### Aim of the exercise
Verbatim repeat, images excluded. Give each entry again as written.
(Data for this task begins)
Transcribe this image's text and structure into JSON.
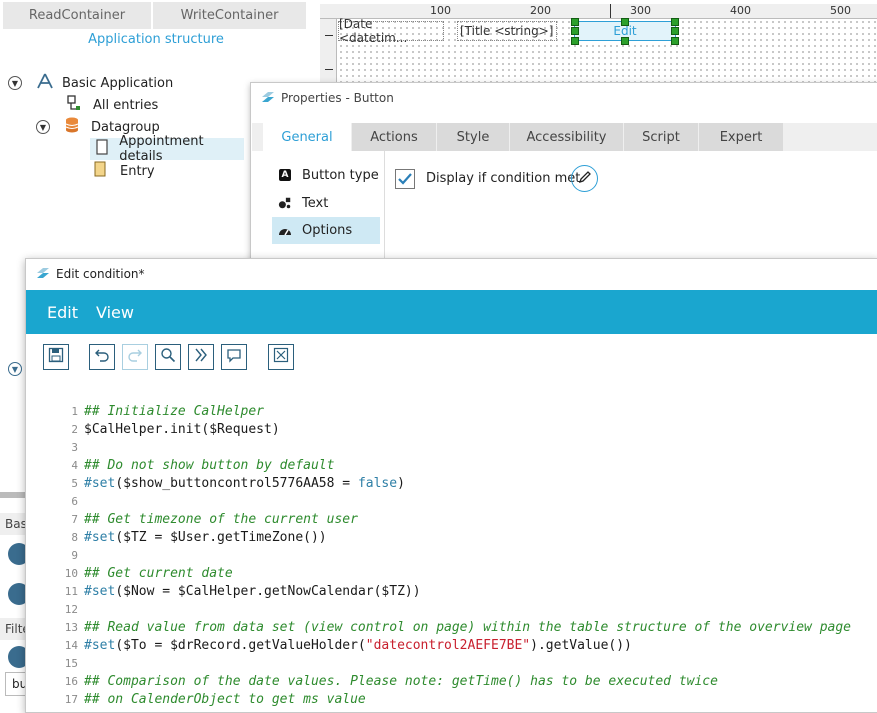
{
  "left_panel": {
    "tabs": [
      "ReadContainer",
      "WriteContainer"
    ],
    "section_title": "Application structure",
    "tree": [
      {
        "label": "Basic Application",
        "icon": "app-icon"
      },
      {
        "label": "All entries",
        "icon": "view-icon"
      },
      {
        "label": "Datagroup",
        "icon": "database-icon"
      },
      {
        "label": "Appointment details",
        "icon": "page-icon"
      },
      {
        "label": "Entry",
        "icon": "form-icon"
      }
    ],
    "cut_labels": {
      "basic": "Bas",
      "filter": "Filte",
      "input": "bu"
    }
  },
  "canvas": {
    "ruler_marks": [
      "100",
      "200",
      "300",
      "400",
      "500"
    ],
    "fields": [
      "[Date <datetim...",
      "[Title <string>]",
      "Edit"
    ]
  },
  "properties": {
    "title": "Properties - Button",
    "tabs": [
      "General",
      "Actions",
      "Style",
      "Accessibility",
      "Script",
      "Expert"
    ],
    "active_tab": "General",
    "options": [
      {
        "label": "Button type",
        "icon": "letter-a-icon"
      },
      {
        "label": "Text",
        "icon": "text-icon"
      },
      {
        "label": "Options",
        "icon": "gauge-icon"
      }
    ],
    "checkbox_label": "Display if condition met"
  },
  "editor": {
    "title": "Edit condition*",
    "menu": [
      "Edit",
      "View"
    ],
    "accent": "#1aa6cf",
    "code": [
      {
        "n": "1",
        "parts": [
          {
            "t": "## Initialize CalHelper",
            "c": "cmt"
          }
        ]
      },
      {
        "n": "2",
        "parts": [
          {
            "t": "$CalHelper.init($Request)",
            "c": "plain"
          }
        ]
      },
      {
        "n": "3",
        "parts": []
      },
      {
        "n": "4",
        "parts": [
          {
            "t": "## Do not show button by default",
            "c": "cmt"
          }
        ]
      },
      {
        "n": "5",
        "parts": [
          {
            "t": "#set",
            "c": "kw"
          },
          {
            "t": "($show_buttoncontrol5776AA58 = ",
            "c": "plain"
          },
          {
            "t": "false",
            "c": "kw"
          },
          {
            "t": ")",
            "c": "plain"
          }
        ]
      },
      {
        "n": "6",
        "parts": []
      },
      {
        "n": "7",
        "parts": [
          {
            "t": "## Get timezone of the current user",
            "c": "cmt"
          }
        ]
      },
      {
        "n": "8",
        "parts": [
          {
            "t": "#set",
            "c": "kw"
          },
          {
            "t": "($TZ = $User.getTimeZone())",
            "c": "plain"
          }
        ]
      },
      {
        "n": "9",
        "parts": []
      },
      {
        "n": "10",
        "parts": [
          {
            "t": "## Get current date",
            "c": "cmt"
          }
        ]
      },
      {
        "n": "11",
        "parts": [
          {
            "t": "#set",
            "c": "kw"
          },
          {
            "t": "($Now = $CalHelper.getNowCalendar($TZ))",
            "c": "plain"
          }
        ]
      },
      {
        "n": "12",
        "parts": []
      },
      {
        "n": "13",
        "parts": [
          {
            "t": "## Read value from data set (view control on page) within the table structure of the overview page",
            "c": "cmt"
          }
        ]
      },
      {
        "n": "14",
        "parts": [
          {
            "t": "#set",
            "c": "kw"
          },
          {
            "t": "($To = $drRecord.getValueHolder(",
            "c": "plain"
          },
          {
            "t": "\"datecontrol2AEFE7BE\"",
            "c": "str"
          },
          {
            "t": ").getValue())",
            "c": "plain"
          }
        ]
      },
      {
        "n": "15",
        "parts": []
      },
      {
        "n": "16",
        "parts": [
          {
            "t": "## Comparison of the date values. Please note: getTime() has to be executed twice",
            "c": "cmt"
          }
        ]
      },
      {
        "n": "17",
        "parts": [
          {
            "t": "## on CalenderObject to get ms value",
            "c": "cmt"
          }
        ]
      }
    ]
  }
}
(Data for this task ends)
### The completed task
Transcribe this image's text and structure into JSON.
{
  "left_panel": {
    "tabs": [
      "ReadContainer",
      "WriteContainer"
    ],
    "section_title": "Application structure",
    "tree": [
      {
        "label": "Basic Application",
        "icon": "app-icon"
      },
      {
        "label": "All entries",
        "icon": "view-icon"
      },
      {
        "label": "Datagroup",
        "icon": "database-icon"
      },
      {
        "label": "Appointment details",
        "icon": "page-icon"
      },
      {
        "label": "Entry",
        "icon": "form-icon"
      }
    ],
    "cut_labels": {
      "basic": "Bas",
      "filter": "Filte",
      "input": "bu"
    }
  },
  "canvas": {
    "ruler_marks": [
      "100",
      "200",
      "300",
      "400",
      "500"
    ],
    "fields": [
      "[Date <datetim...",
      "[Title <string>]",
      "Edit"
    ]
  },
  "properties": {
    "title": "Properties - Button",
    "tabs": [
      "General",
      "Actions",
      "Style",
      "Accessibility",
      "Script",
      "Expert"
    ],
    "active_tab": "General",
    "options": [
      {
        "label": "Button type",
        "icon": "letter-a-icon"
      },
      {
        "label": "Text",
        "icon": "text-icon"
      },
      {
        "label": "Options",
        "icon": "gauge-icon"
      }
    ],
    "checkbox_label": "Display if condition met"
  },
  "editor": {
    "title": "Edit condition*",
    "menu": [
      "Edit",
      "View"
    ],
    "accent": "#1aa6cf",
    "code": [
      {
        "n": "1",
        "parts": [
          {
            "t": "## Initialize CalHelper",
            "c": "cmt"
          }
        ]
      },
      {
        "n": "2",
        "parts": [
          {
            "t": "$CalHelper.init($Request)",
            "c": "plain"
          }
        ]
      },
      {
        "n": "3",
        "parts": []
      },
      {
        "n": "4",
        "parts": [
          {
            "t": "## Do not show button by default",
            "c": "cmt"
          }
        ]
      },
      {
        "n": "5",
        "parts": [
          {
            "t": "#set",
            "c": "kw"
          },
          {
            "t": "($show_buttoncontrol5776AA58 = ",
            "c": "plain"
          },
          {
            "t": "false",
            "c": "kw"
          },
          {
            "t": ")",
            "c": "plain"
          }
        ]
      },
      {
        "n": "6",
        "parts": []
      },
      {
        "n": "7",
        "parts": [
          {
            "t": "## Get timezone of the current user",
            "c": "cmt"
          }
        ]
      },
      {
        "n": "8",
        "parts": [
          {
            "t": "#set",
            "c": "kw"
          },
          {
            "t": "($TZ = $User.getTimeZone())",
            "c": "plain"
          }
        ]
      },
      {
        "n": "9",
        "parts": []
      },
      {
        "n": "10",
        "parts": [
          {
            "t": "## Get current date",
            "c": "cmt"
          }
        ]
      },
      {
        "n": "11",
        "parts": [
          {
            "t": "#set",
            "c": "kw"
          },
          {
            "t": "($Now = $CalHelper.getNowCalendar($TZ))",
            "c": "plain"
          }
        ]
      },
      {
        "n": "12",
        "parts": []
      },
      {
        "n": "13",
        "parts": [
          {
            "t": "## Read value from data set (view control on page) within the table structure of the overview page",
            "c": "cmt"
          }
        ]
      },
      {
        "n": "14",
        "parts": [
          {
            "t": "#set",
            "c": "kw"
          },
          {
            "t": "($To = $drRecord.getValueHolder(",
            "c": "plain"
          },
          {
            "t": "\"datecontrol2AEFE7BE\"",
            "c": "str"
          },
          {
            "t": ").getValue())",
            "c": "plain"
          }
        ]
      },
      {
        "n": "15",
        "parts": []
      },
      {
        "n": "16",
        "parts": [
          {
            "t": "## Comparison of the date values. Please note: getTime() has to be executed twice",
            "c": "cmt"
          }
        ]
      },
      {
        "n": "17",
        "parts": [
          {
            "t": "## on CalenderObject to get ms value",
            "c": "cmt"
          }
        ]
      }
    ]
  }
}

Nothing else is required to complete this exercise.